Jim Othuse
Scenic and Lighting Designer, Omaha Community Playhouse


“When contemplating my assigned element, my mind immediately went to thoughts of enjoying the ambiance of a cozy fire surrounded by low-light candles enveloping me in a serene, flickering glow. It instantly evokes an aura of home, warmth, and safety. As a tattoo artist, I approached the room as I would a tattoo. I chose a combination of colors that compliment each other to create a beautiful and unique canvas. With the element of fire, I thought of reds, oranges, and yellows. I used them here to create a room that feels pleasant, mellow, and comforting…much like a relaxing evening in front of the fireplace.”

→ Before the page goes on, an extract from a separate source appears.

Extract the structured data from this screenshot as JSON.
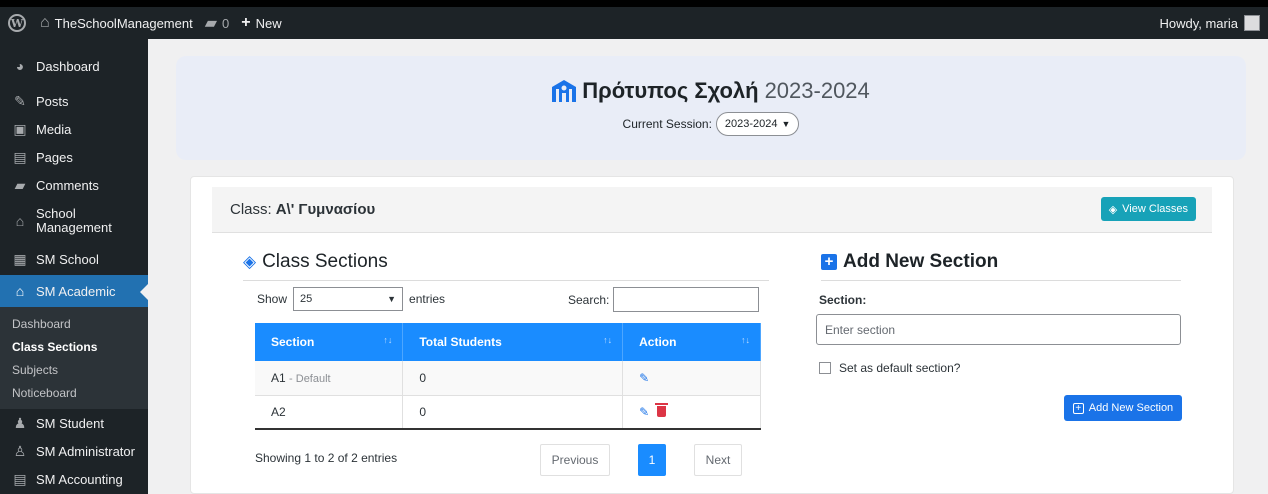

Johnna McCreary
Tattoo artist and co-owner, Liquid Courage Tattoos


“My aquatic inspiration came from Pantone’s 2013 color of the year—Emerald. More importantly—and a lot dearer to my heart—is the fact that this is the assortment of colors that my wife, Trisha, and I are using to prepare a nursery as we await the birth of our first child. Clean lines and cleaner palettes are found throughout our home, so I’ve reflected that theme with gray-ish surfaces that exist only to ground and add “oomph” to the brighter, more vibrant hues surrounding them. We’ll be adding coral-tinted accents in throw pillows and other soft elements to punctuate the room with some “pop.” Come late September, the nursery will be the center of activity on so many much-anticipated (but probably sleepless) nights.”

John Gawley
Creative Director, Omaha Magazine